======== RECORDS TO USE
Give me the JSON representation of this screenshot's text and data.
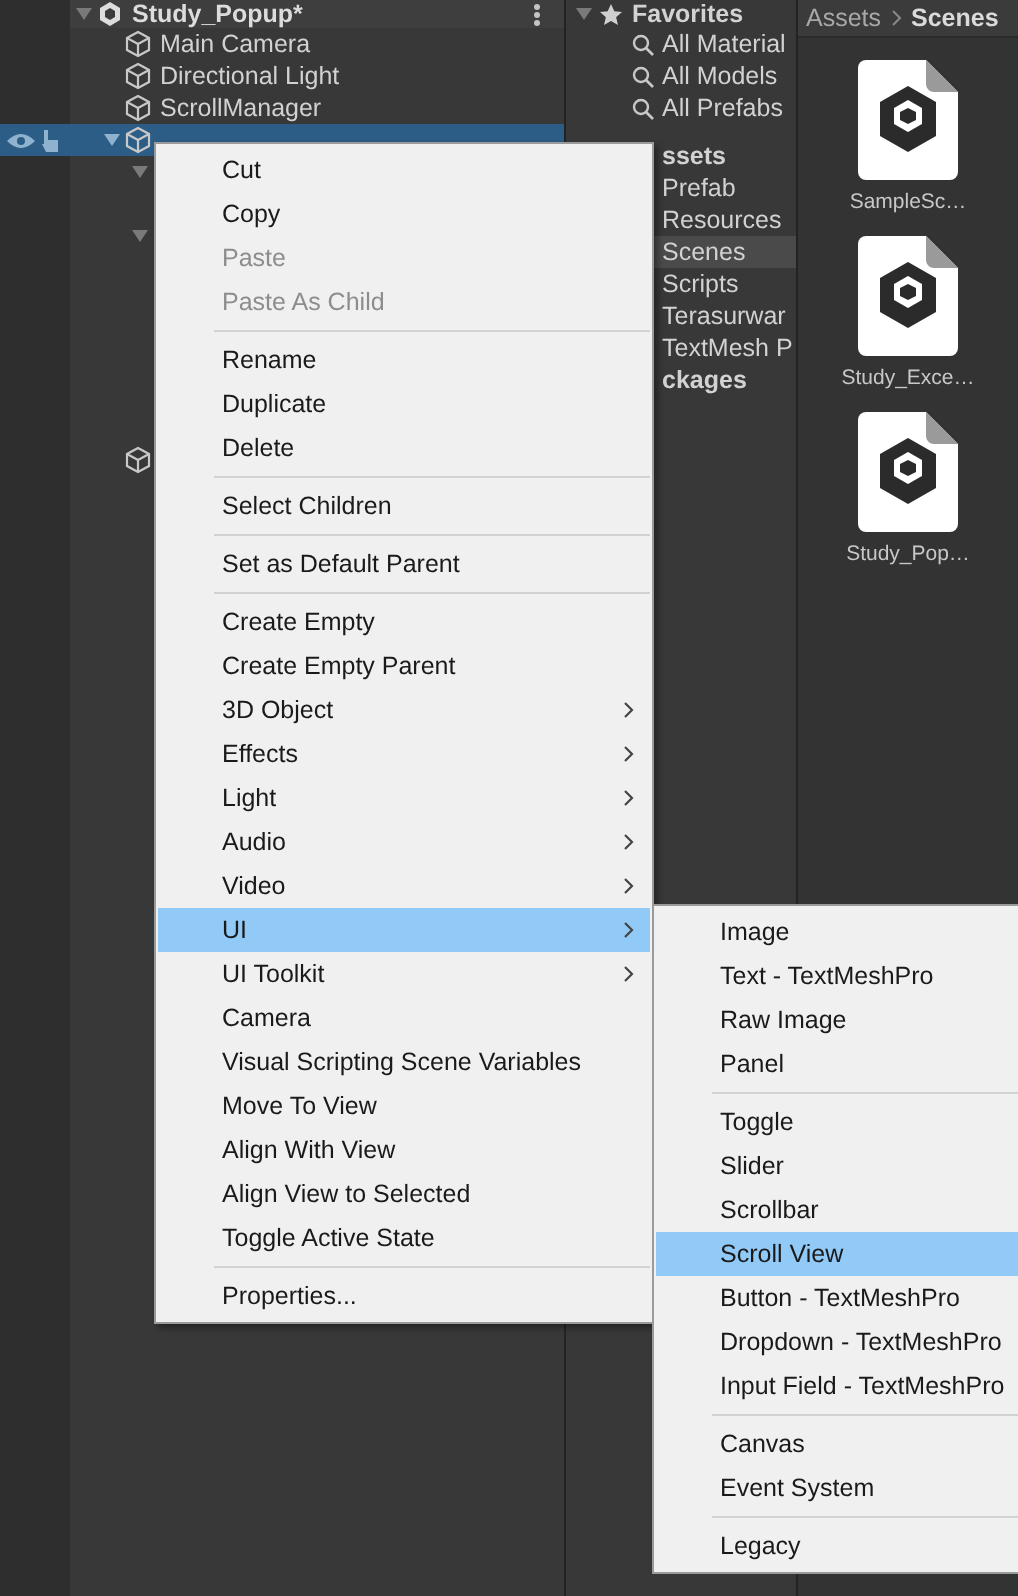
{
  "hierarchy": {
    "scene": {
      "label": "Study_Popup*"
    },
    "items": [
      {
        "label": "Main Camera",
        "selected": false
      },
      {
        "label": "Directional Light",
        "selected": false
      },
      {
        "label": "ScrollManager",
        "selected": false
      },
      {
        "selected": true
      }
    ]
  },
  "project": {
    "favorites": {
      "label": "Favorites",
      "items": [
        "All Material",
        "All Models",
        "All Prefabs"
      ]
    },
    "folders": [
      {
        "label": "ssets",
        "kind": "heading",
        "selected": false
      },
      {
        "label": "Prefab",
        "kind": "folder",
        "selected": false
      },
      {
        "label": "Resources",
        "kind": "folder",
        "selected": false
      },
      {
        "label": "Scenes",
        "kind": "folder",
        "selected": true
      },
      {
        "label": "Scripts",
        "kind": "folder",
        "selected": false
      },
      {
        "label": "Terasurwar",
        "kind": "folder",
        "selected": false
      },
      {
        "label": "TextMesh P",
        "kind": "folder",
        "selected": false
      },
      {
        "label": "ckages",
        "kind": "heading",
        "selected": false
      }
    ]
  },
  "assets": {
    "breadcrumb": [
      "Assets",
      "Scenes"
    ],
    "files": [
      "SampleSc…",
      "Study_Exce…",
      "Study_Pop…"
    ]
  },
  "context_menu": {
    "groups": [
      [
        {
          "label": "Cut",
          "disabled": false,
          "submenu": false,
          "selected": false
        },
        {
          "label": "Copy",
          "disabled": false,
          "submenu": false,
          "selected": false
        },
        {
          "label": "Paste",
          "disabled": true,
          "submenu": false,
          "selected": false
        },
        {
          "label": "Paste As Child",
          "disabled": true,
          "submenu": false,
          "selected": false
        }
      ],
      [
        {
          "label": "Rename",
          "disabled": false,
          "submenu": false,
          "selected": false
        },
        {
          "label": "Duplicate",
          "disabled": false,
          "submenu": false,
          "selected": false
        },
        {
          "label": "Delete",
          "disabled": false,
          "submenu": false,
          "selected": false
        }
      ],
      [
        {
          "label": "Select Children",
          "disabled": false,
          "submenu": false,
          "selected": false
        }
      ],
      [
        {
          "label": "Set as Default Parent",
          "disabled": false,
          "submenu": false,
          "selected": false
        }
      ],
      [
        {
          "label": "Create Empty",
          "disabled": false,
          "submenu": false,
          "selected": false
        },
        {
          "label": "Create Empty Parent",
          "disabled": false,
          "submenu": false,
          "selected": false
        },
        {
          "label": "3D Object",
          "disabled": false,
          "submenu": true,
          "selected": false
        },
        {
          "label": "Effects",
          "disabled": false,
          "submenu": true,
          "selected": false
        },
        {
          "label": "Light",
          "disabled": false,
          "submenu": true,
          "selected": false
        },
        {
          "label": "Audio",
          "disabled": false,
          "submenu": true,
          "selected": false
        },
        {
          "label": "Video",
          "disabled": false,
          "submenu": true,
          "selected": false
        },
        {
          "label": "UI",
          "disabled": false,
          "submenu": true,
          "selected": true
        },
        {
          "label": "UI Toolkit",
          "disabled": false,
          "submenu": true,
          "selected": false
        },
        {
          "label": "Camera",
          "disabled": false,
          "submenu": false,
          "selected": false
        },
        {
          "label": "Visual Scripting Scene Variables",
          "disabled": false,
          "submenu": false,
          "selected": false
        },
        {
          "label": "Move To View",
          "disabled": false,
          "submenu": false,
          "selected": false
        },
        {
          "label": "Align With View",
          "disabled": false,
          "submenu": false,
          "selected": false
        },
        {
          "label": "Align View to Selected",
          "disabled": false,
          "submenu": false,
          "selected": false
        },
        {
          "label": "Toggle Active State",
          "disabled": false,
          "submenu": false,
          "selected": false
        }
      ],
      [
        {
          "label": "Properties...",
          "disabled": false,
          "submenu": false,
          "selected": false
        }
      ]
    ]
  },
  "submenu": {
    "groups": [
      [
        {
          "label": "Image",
          "selected": false
        },
        {
          "label": "Text - TextMeshPro",
          "selected": false
        },
        {
          "label": "Raw Image",
          "selected": false
        },
        {
          "label": "Panel",
          "selected": false
        }
      ],
      [
        {
          "label": "Toggle",
          "selected": false
        },
        {
          "label": "Slider",
          "selected": false
        },
        {
          "label": "Scrollbar",
          "selected": false
        },
        {
          "label": "Scroll View",
          "selected": true
        },
        {
          "label": "Button - TextMeshPro",
          "selected": false
        },
        {
          "label": "Dropdown - TextMeshPro",
          "selected": false
        },
        {
          "label": "Input Field - TextMeshPro",
          "selected": false
        }
      ],
      [
        {
          "label": "Canvas",
          "selected": false
        },
        {
          "label": "Event System",
          "selected": false
        }
      ],
      [
        {
          "label": "Legacy",
          "selected": false
        }
      ]
    ]
  }
}
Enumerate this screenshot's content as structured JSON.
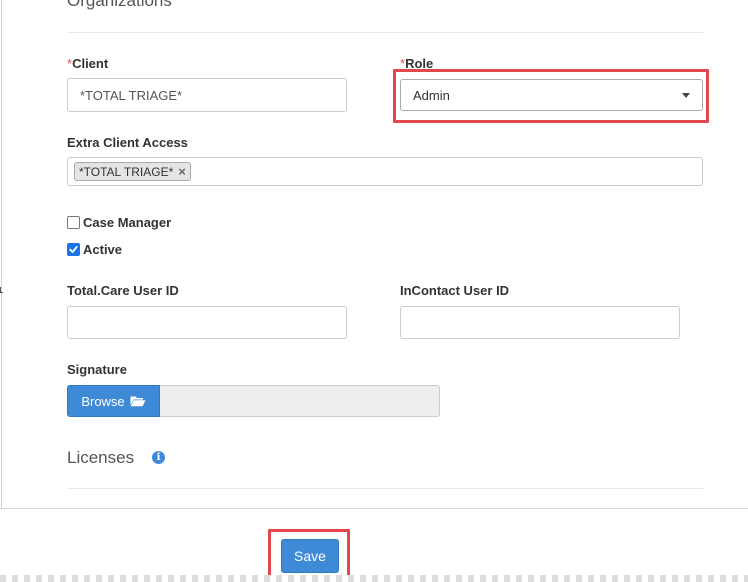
{
  "sections": {
    "organizations_title": "Organizations",
    "licenses_title": "Licenses"
  },
  "form": {
    "client": {
      "required_mark": "*",
      "label": "Client",
      "value": "*TOTAL TRIAGE*"
    },
    "role": {
      "required_mark": "*",
      "label": "Role",
      "selected": "Admin"
    },
    "extra_client_access": {
      "label": "Extra Client Access",
      "tags": [
        "*TOTAL TRIAGE*"
      ],
      "remove_glyph": "×"
    },
    "case_manager": {
      "label": "Case Manager",
      "checked": false
    },
    "active": {
      "label": "Active",
      "checked": true
    },
    "total_care_user_id": {
      "label": "Total.Care User ID",
      "value": ""
    },
    "incontact_user_id": {
      "label": "InContact User ID",
      "value": ""
    },
    "signature": {
      "label": "Signature",
      "browse_label": "Browse"
    }
  },
  "footer": {
    "save_label": "Save"
  },
  "colors": {
    "primary": "#3f8ad6",
    "highlight": "#e2474b",
    "required": "#d9534f"
  }
}
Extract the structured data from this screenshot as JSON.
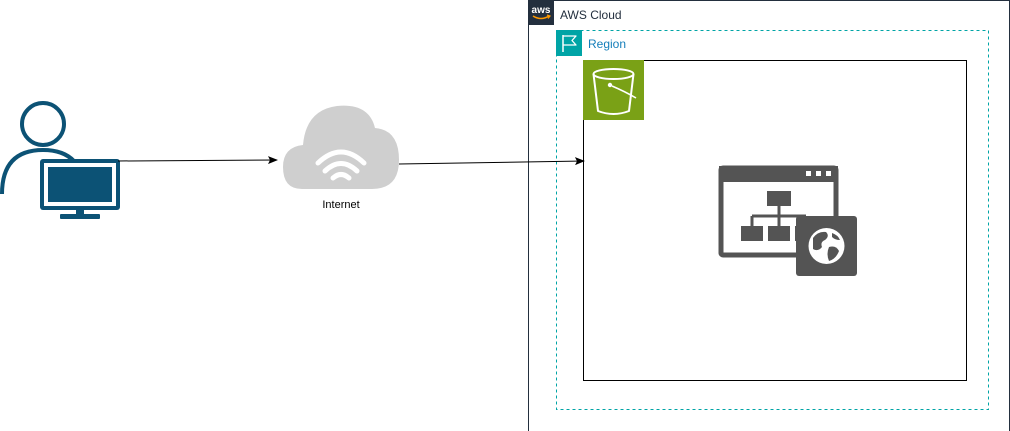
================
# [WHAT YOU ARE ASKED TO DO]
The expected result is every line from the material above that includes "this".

# [TASK SOLUTION]
Give me the JSON representation of this screenshot's text and data.
Enumerate this screenshot's content as structured JSON.
Extract the structured data from this screenshot as JSON.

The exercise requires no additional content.